The good news…..
In 2009 I began teaching a Continuing Education course on the topic of credit repair and credit scoring. In nearly every class there comes the question, “but aren’t tax liens and items of public record more difficult to remove?”. The answer is no – they are no more “sticky” than any other type of bad debt, but guess what – things may be getting easier. The National Consumer Assistance Plan takes effect on July 1, 2017. The plan requires Equifax, Experian and TransUnion to reduce the amount of tax lien data they report. In addition, 96 percent of civil judgment public record data will no longer be included in the consumer credit file reports from the trio of credit reporting agencies. That is according to Donald Clement Jr., the southeast regional sales manager of Credit Plus Inc., where his LinkedIn profile says he’s been employed since 1998. Clement made the comments in a video from Credit Plus entitled America’s Mortgage News. “The bureaus only plan to report tax lien and civil debt information on consumers when three of the four areas of personally identifiable information, otherwise known as PII, are present,” Clement said. “That includes, name, social security number, birth date and address. “And guess what, many of those liens and most judgments don’t include all those data points, in part, because social security numbers are often masked for security reasons.” In addition, courthouse visits are required every 90 days to have the records be included in credit files. No changes, however, are expected to public bankruptcy data. Clement said that a preliminary Experian analysis indicates 96 percent of civil judgment public record data will no longer be included in the reports. Almost half of tax lien information won’t meet PII criteria. “The FICO initial analysis found that roughly 12 million people will see these negatives removed from their credit reports,” he explained. “And as a result, the average American’s credit score will likely push north of 700.” Almost 11 million consumers will likely see a 20-point improvement in credit scores. FICO is reportedly planning on doing a more thorough analysis to determine the impact on credit scores.Source: Mortgage Daily
The bad news…..
Does this mean you can get a mortgage loan if public record items are removed from your credit report? Not so simple. In the process of getting a mortgage loan the credit report is just one of a few different reports used to determine your credit worthiness and the existence of public records. Every property purchased also comes with a title report. The title report checks for judgments and public records on both the seller and the buyer.

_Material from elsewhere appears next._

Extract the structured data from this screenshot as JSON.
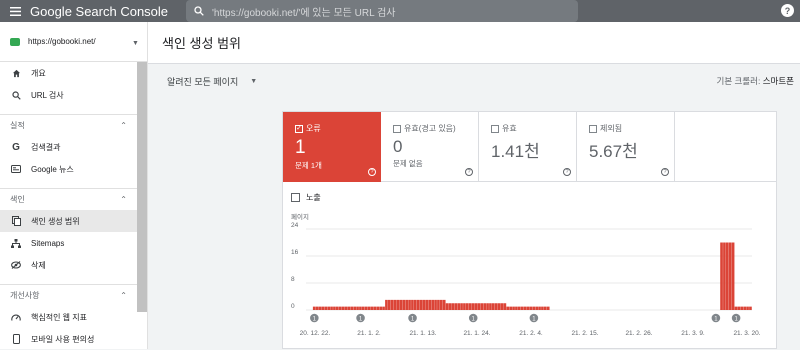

Just because an item is off your credit report, does not mean it isn’t gone completely. A lien that was filed correctly prior to the proposed closing date has priority over the mortgage loan, therefore, it must be dealt with before closing can occur. Additionally, most lenders use sophisticated supplemental reports like Fraudguard® and LexisNexis® when the loan is submitted to underwriting. These reports scour additional databases to look for public records, divorce decrees, child support orders, previous or concurrent ownership interest in properties and businesses, and a host of other things most of us thought were private. If a tax lien or judgment shows on one of these reports, again, it will have to be dealt with prior to closing.
The good news again….
Government-insured loans will allow some of these items to be “subordinated” to a first mortgage. What does that mean, and how do you do it? First off, FHA, VA and USDA loans are all government-insured or guaranteed and have similar underwriting guidelines when it comes to this stuff. They each use an AUS or Automated Underwriting System to determine initial loan approval status and eligibility. If the findings from AUS indicate, you can approve a loan through one of these agencies with as little as 3 months of payments, but most of the time, by documenting 12 on-time payments to the lien holding creditor. Sooooooo, if you have a tax lien of judgment and have set up a payment plan with them and have been making those payments on time, you may still be able to get a home without having to pay off those bad debts. The title company would prepare and send a subordination agreement to the creditor where they would agree to take second lien position to the mortgage loan. This is a fairly standard procedure if you know where to apply the strategy.
Not long ago I closed a loan for a client who had $26,000 in outstanding tax liens. We got the liens removed from his credit report which allowed him to buy a home with higher than normal debt ratios and credit scores, but the tax liens were still apparent on the title report. This individual had been in a repayment plan to the IRS for over 5 years and had never missed a payment. He was able to produce the necessary documents and we closed his loan with the IRS liens moving into second position behind the FHA first mortgage that we secured to purchase the property. Over the past 28 years I’ve done at least two dozen transactions where this was the case and it is always nice to find a way to work around the system for those people who have gotten into trouble and are back on track.